Task requirements:
In the entries below, find every line holding the string "value" and collect it.

========

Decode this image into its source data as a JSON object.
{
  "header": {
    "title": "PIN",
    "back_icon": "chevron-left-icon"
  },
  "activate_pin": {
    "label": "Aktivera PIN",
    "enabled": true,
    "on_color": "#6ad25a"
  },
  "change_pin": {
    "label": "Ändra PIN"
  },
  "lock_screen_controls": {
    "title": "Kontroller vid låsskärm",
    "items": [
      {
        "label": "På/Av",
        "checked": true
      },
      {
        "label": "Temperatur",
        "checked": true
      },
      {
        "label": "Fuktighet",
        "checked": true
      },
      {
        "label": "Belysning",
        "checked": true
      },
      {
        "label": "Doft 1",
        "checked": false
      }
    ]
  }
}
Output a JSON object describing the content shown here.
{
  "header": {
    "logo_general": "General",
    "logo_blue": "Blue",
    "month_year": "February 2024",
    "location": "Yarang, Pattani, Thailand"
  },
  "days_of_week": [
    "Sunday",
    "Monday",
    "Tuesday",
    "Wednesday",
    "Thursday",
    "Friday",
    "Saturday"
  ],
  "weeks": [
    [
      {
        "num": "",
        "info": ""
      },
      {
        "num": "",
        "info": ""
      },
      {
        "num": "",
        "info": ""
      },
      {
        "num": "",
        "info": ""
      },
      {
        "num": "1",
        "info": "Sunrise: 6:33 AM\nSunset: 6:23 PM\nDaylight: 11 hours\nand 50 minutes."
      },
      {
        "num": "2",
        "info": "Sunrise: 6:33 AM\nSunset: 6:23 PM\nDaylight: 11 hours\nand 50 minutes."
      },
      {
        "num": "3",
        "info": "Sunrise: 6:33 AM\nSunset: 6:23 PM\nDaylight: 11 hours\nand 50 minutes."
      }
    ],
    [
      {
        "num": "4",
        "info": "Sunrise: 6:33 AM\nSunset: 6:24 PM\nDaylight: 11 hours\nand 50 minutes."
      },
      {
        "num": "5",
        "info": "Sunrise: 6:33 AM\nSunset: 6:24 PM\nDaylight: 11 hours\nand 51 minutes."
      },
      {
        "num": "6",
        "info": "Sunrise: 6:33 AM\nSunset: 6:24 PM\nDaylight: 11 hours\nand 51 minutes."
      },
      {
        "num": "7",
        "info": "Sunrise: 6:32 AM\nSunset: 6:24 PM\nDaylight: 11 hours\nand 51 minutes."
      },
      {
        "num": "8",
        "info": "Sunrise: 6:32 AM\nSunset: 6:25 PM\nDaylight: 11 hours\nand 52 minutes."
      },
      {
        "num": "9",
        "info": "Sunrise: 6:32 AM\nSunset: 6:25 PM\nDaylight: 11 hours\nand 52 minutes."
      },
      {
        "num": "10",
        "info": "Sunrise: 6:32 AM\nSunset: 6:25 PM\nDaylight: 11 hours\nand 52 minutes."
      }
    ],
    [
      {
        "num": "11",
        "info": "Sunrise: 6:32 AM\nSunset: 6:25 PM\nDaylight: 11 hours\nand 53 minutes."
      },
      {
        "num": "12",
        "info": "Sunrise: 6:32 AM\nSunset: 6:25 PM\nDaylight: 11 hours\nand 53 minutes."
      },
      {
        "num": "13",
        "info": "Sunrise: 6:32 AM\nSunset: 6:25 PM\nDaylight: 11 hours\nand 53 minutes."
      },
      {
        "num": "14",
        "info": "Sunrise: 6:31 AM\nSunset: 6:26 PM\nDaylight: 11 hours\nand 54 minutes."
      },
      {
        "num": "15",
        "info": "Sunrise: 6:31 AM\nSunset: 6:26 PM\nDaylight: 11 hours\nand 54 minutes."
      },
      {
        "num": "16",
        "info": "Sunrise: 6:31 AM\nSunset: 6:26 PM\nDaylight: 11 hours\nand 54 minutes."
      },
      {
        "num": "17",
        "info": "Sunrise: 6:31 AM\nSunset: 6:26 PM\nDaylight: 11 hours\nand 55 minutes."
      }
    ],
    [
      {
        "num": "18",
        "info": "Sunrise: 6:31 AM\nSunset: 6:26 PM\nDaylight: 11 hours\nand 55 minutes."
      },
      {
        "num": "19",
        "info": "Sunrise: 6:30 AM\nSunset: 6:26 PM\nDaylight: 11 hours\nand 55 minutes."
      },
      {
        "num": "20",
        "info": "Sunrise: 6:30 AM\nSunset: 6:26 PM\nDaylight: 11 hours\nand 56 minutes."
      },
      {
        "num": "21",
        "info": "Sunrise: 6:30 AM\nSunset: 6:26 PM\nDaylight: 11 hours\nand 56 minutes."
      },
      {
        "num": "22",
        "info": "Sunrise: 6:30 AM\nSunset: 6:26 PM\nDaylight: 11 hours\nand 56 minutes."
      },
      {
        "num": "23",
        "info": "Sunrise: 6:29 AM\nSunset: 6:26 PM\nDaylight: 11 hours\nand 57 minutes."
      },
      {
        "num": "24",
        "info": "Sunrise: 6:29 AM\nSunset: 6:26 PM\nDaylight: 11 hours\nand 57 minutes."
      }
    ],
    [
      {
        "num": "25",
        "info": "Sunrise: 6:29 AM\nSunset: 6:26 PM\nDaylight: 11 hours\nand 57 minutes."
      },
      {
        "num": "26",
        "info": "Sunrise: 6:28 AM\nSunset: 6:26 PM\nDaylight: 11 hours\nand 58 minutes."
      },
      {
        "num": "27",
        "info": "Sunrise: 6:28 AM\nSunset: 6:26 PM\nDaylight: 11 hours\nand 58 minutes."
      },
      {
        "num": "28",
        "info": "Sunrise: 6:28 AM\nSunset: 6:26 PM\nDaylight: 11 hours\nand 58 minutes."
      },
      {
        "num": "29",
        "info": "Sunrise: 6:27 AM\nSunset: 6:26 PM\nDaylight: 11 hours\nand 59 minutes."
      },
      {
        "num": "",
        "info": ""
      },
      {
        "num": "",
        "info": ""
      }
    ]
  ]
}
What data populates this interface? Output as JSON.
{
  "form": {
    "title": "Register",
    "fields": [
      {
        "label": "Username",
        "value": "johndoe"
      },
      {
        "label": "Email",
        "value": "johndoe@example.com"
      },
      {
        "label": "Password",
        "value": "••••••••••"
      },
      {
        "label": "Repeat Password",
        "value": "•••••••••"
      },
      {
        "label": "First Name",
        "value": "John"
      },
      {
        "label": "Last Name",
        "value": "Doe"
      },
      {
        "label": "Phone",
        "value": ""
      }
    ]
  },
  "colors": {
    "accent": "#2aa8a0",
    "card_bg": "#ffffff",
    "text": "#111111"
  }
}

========

Reply to the exercise:
        "value": "johndoe"
        "value": "johndoe@example.com"
        "value": "••••••••••"
        "value": "•••••••••"
        "value": "John"
        "value": "Doe"
        "value": ""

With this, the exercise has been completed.